[Website and app data records]
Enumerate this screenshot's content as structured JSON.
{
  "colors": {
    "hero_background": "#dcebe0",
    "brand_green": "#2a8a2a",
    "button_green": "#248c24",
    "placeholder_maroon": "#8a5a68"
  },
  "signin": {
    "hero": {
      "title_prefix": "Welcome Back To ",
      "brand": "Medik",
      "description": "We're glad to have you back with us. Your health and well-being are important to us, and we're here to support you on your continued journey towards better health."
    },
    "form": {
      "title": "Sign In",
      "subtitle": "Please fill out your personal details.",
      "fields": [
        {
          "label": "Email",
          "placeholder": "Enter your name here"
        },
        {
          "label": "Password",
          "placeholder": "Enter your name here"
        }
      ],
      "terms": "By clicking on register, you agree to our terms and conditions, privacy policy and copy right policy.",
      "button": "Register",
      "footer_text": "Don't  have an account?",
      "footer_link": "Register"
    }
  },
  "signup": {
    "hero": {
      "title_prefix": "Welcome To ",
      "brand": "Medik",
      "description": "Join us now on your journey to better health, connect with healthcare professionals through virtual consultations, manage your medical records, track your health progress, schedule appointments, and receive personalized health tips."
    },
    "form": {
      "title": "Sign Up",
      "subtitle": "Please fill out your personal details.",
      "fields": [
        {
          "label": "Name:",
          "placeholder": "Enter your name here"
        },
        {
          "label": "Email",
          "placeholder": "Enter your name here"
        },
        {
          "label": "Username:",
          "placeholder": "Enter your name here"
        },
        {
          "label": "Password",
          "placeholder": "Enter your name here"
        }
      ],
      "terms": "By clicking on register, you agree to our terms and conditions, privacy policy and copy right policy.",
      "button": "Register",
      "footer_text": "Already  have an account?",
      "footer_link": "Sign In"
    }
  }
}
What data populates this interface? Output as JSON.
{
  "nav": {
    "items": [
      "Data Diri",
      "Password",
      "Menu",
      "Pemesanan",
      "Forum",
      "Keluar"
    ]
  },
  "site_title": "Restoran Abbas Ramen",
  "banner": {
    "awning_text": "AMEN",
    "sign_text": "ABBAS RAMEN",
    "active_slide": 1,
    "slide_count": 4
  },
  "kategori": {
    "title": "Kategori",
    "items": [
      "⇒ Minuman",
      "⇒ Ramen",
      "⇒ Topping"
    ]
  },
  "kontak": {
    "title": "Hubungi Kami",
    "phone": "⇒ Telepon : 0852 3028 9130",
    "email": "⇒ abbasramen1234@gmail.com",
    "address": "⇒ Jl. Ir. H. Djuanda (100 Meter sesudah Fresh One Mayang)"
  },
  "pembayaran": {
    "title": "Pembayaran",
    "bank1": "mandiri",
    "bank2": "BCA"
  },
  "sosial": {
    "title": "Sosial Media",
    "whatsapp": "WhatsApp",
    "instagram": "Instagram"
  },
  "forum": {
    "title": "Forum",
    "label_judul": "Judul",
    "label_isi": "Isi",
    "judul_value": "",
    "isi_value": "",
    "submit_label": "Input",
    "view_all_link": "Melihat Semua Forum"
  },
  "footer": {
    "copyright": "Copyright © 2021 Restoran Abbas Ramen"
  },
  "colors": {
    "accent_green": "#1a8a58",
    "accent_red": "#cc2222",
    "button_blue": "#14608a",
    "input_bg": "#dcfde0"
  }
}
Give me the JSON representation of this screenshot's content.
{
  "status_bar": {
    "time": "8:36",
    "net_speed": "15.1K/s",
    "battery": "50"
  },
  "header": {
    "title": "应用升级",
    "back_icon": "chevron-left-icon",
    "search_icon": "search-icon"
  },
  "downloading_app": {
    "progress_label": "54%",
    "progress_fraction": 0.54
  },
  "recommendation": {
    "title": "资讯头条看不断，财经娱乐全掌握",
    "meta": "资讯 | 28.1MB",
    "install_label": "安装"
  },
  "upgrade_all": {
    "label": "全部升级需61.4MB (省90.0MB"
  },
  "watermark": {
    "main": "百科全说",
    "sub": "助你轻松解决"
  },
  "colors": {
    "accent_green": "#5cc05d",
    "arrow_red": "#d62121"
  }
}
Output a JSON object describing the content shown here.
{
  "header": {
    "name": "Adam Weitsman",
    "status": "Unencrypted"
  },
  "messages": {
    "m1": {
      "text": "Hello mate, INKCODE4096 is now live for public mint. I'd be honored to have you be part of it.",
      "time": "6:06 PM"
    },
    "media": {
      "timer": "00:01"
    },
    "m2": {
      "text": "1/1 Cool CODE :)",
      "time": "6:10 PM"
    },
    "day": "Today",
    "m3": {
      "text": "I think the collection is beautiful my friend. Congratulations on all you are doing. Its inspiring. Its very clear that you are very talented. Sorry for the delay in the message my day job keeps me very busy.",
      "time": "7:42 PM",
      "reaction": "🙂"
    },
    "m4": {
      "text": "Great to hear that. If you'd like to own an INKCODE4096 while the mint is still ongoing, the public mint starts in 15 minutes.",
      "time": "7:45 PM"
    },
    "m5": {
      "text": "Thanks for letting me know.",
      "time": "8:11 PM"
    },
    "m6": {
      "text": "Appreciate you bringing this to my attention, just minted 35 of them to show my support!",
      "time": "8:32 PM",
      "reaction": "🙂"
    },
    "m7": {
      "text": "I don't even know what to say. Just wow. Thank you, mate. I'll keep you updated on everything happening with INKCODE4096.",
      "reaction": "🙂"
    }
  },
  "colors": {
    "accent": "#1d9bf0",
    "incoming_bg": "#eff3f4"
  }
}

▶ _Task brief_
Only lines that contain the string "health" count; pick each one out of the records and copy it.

▶ _Exercise answer_
      "description": "We're glad to have you back with us. Your health and well-being are important to us, and we're here to support you on your continued journey towards better health."
      "description": "Join us now on your journey to better health, connect with healthcare professionals through virtual consultations, manage your medical records, track your health progress, schedule appointments, and receive personalized health tips."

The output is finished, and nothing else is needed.